ASSIGNMENT:
Return all of the data below verbatim and exclude every picture.
BEGIN PROVIDED INFORMATION
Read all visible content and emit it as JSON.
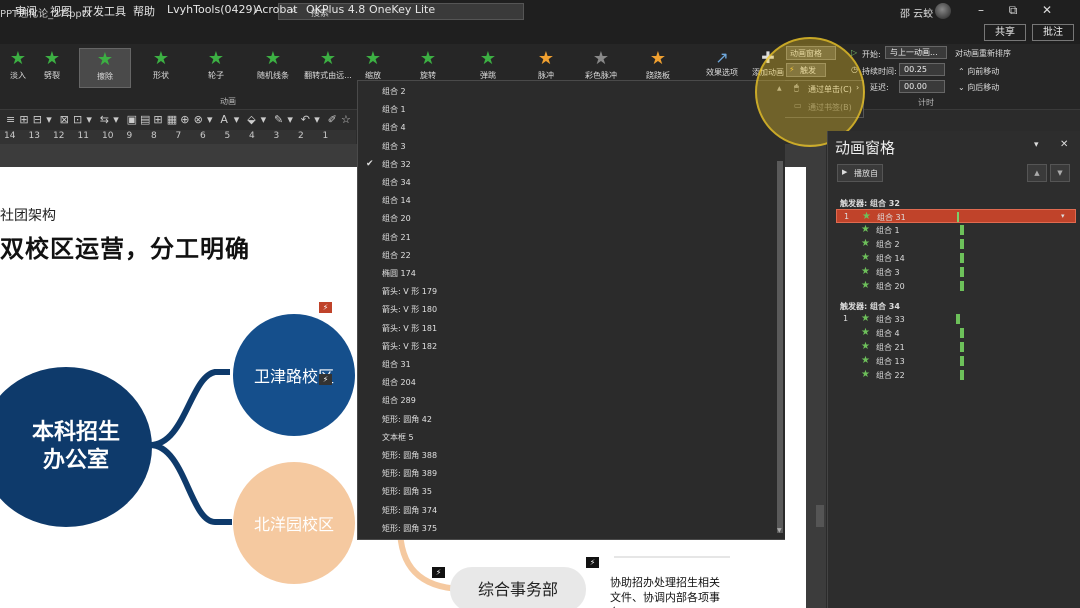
{
  "window": {
    "filename": "PPT进化论_27.pptx",
    "search_placeholder": "搜索",
    "user": "邵 云蛟",
    "share": "共享",
    "comment": "批注"
  },
  "menu": [
    "审阅",
    "视图",
    "开发工具",
    "帮助",
    "LvyhTools(0429)",
    "Acrobat",
    "OKPlus 4.8",
    "OneKey Lite"
  ],
  "ribbon": {
    "effects": [
      {
        "label": "淡入",
        "color": "#3cb043"
      },
      {
        "label": "劈裂",
        "color": "#3cb043"
      },
      {
        "label": "擦除",
        "color": "#3cb043"
      },
      {
        "label": "形状",
        "color": "#3cb043"
      },
      {
        "label": "轮子",
        "color": "#3cb043"
      },
      {
        "label": "随机线条",
        "color": "#3cb043"
      },
      {
        "label": "翻转式由远...",
        "color": "#3cb043"
      },
      {
        "label": "缩放",
        "color": "#3cb043"
      },
      {
        "label": "旋转",
        "color": "#3cb043"
      },
      {
        "label": "弹跳",
        "color": "#3cb043"
      },
      {
        "label": "脉冲",
        "color": "#f0a030"
      },
      {
        "label": "彩色脉冲",
        "color": "#888888"
      },
      {
        "label": "跷跷板",
        "color": "#f0a030"
      }
    ],
    "effect_options": "效果选项",
    "add_animation": "添加动画",
    "anim_pane_btn": "动画窗格",
    "trigger": "触发",
    "on_click": "通过单击(C)",
    "on_bookmark": "通过书签(B)",
    "start_label": "开始:",
    "start_value": "与上一动画...",
    "duration_label": "持续时间:",
    "duration_value": "00.25",
    "delay_label": "延迟:",
    "delay_value": "00.00",
    "reorder": "对动画重新排序",
    "move_earlier": "向前移动",
    "move_later": "向后移动",
    "group_animation": "动画",
    "group_timing": "计时"
  },
  "ruler": [
    "14",
    "13",
    "12",
    "11",
    "10",
    "9",
    "8",
    "7",
    "6",
    "5",
    "4",
    "3",
    "2",
    "1"
  ],
  "slide": {
    "subtitle": "社团架构",
    "title": "双校区运营，分工明确",
    "main_node": "本科招生\n办公室",
    "campus1": "卫津路校区",
    "campus2": "北洋园校区",
    "dept": "综合事务部",
    "dept_desc": "协助招办处理招生相关文件、协调内部各项事务"
  },
  "dropdown": {
    "items": [
      "组合 2",
      "组合 1",
      "组合 4",
      "组合 3",
      "组合 32",
      "组合 34",
      "组合 14",
      "组合 20",
      "组合 21",
      "组合 22",
      "椭圆 174",
      "箭头: V 形 179",
      "箭头: V 形 180",
      "箭头: V 形 181",
      "箭头: V 形 182",
      "组合 31",
      "组合 204",
      "组合 289",
      "矩形: 圆角 42",
      "文本框 5",
      "矩形: 圆角 388",
      "矩形: 圆角 389",
      "矩形: 圆角 35",
      "矩形: 圆角 374",
      "矩形: 圆角 375"
    ],
    "checked_index": 4
  },
  "pane": {
    "title": "动画窗格",
    "play_from": "播放自",
    "trigger1": "触发器: 组合 32",
    "group1": [
      {
        "num": "1",
        "name": "组合 31",
        "selected": true
      },
      {
        "num": "",
        "name": "组合 1"
      },
      {
        "num": "",
        "name": "组合 2"
      },
      {
        "num": "",
        "name": "组合 14"
      },
      {
        "num": "",
        "name": "组合 3"
      },
      {
        "num": "",
        "name": "组合 20"
      }
    ],
    "trigger2": "触发器: 组合 34",
    "group2": [
      {
        "num": "1",
        "name": "组合 33"
      },
      {
        "num": "",
        "name": "组合 4"
      },
      {
        "num": "",
        "name": "组合 21"
      },
      {
        "num": "",
        "name": "组合 13"
      },
      {
        "num": "",
        "name": "组合 22"
      }
    ]
  },
  "colors": {
    "accent": "#c0432a",
    "green": "#6dc05a",
    "navy": "#0e3a6b",
    "blue": "#154f8c",
    "peach": "#f5c9a0"
  }
}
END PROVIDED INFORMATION
ANSWER TO THE PROBLEM:
Read all visible content and emit it as JSON.
{
  "window": {
    "filename": "PPT进化论_27.pptx",
    "search_placeholder": "搜索",
    "user": "邵 云蛟",
    "share": "共享",
    "comment": "批注"
  },
  "menu": [
    "审阅",
    "视图",
    "开发工具",
    "帮助",
    "LvyhTools(0429)",
    "Acrobat",
    "OKPlus 4.8",
    "OneKey Lite"
  ],
  "ribbon": {
    "effects": [
      {
        "label": "淡入",
        "color": "#3cb043"
      },
      {
        "label": "劈裂",
        "color": "#3cb043"
      },
      {
        "label": "擦除",
        "color": "#3cb043"
      },
      {
        "label": "形状",
        "color": "#3cb043"
      },
      {
        "label": "轮子",
        "color": "#3cb043"
      },
      {
        "label": "随机线条",
        "color": "#3cb043"
      },
      {
        "label": "翻转式由远...",
        "color": "#3cb043"
      },
      {
        "label": "缩放",
        "color": "#3cb043"
      },
      {
        "label": "旋转",
        "color": "#3cb043"
      },
      {
        "label": "弹跳",
        "color": "#3cb043"
      },
      {
        "label": "脉冲",
        "color": "#f0a030"
      },
      {
        "label": "彩色脉冲",
        "color": "#888888"
      },
      {
        "label": "跷跷板",
        "color": "#f0a030"
      }
    ],
    "effect_options": "效果选项",
    "add_animation": "添加动画",
    "anim_pane_btn": "动画窗格",
    "trigger": "触发",
    "on_click": "通过单击(C)",
    "on_bookmark": "通过书签(B)",
    "start_label": "开始:",
    "start_value": "与上一动画...",
    "duration_label": "持续时间:",
    "duration_value": "00.25",
    "delay_label": "延迟:",
    "delay_value": "00.00",
    "reorder": "对动画重新排序",
    "move_earlier": "向前移动",
    "move_later": "向后移动",
    "group_animation": "动画",
    "group_timing": "计时"
  },
  "ruler": [
    "14",
    "13",
    "12",
    "11",
    "10",
    "9",
    "8",
    "7",
    "6",
    "5",
    "4",
    "3",
    "2",
    "1"
  ],
  "slide": {
    "subtitle": "社团架构",
    "title": "双校区运营，分工明确",
    "main_node": "本科招生\n办公室",
    "campus1": "卫津路校区",
    "campus2": "北洋园校区",
    "dept": "综合事务部",
    "dept_desc": "协助招办处理招生相关文件、协调内部各项事务"
  },
  "dropdown": {
    "items": [
      "组合 2",
      "组合 1",
      "组合 4",
      "组合 3",
      "组合 32",
      "组合 34",
      "组合 14",
      "组合 20",
      "组合 21",
      "组合 22",
      "椭圆 174",
      "箭头: V 形 179",
      "箭头: V 形 180",
      "箭头: V 形 181",
      "箭头: V 形 182",
      "组合 31",
      "组合 204",
      "组合 289",
      "矩形: 圆角 42",
      "文本框 5",
      "矩形: 圆角 388",
      "矩形: 圆角 389",
      "矩形: 圆角 35",
      "矩形: 圆角 374",
      "矩形: 圆角 375"
    ],
    "checked_index": 4
  },
  "pane": {
    "title": "动画窗格",
    "play_from": "播放自",
    "trigger1": "触发器: 组合 32",
    "group1": [
      {
        "num": "1",
        "name": "组合 31",
        "selected": true
      },
      {
        "num": "",
        "name": "组合 1"
      },
      {
        "num": "",
        "name": "组合 2"
      },
      {
        "num": "",
        "name": "组合 14"
      },
      {
        "num": "",
        "name": "组合 3"
      },
      {
        "num": "",
        "name": "组合 20"
      }
    ],
    "trigger2": "触发器: 组合 34",
    "group2": [
      {
        "num": "1",
        "name": "组合 33"
      },
      {
        "num": "",
        "name": "组合 4"
      },
      {
        "num": "",
        "name": "组合 21"
      },
      {
        "num": "",
        "name": "组合 13"
      },
      {
        "num": "",
        "name": "组合 22"
      }
    ]
  },
  "colors": {
    "accent": "#c0432a",
    "green": "#6dc05a",
    "navy": "#0e3a6b",
    "blue": "#154f8c",
    "peach": "#f5c9a0"
  }
}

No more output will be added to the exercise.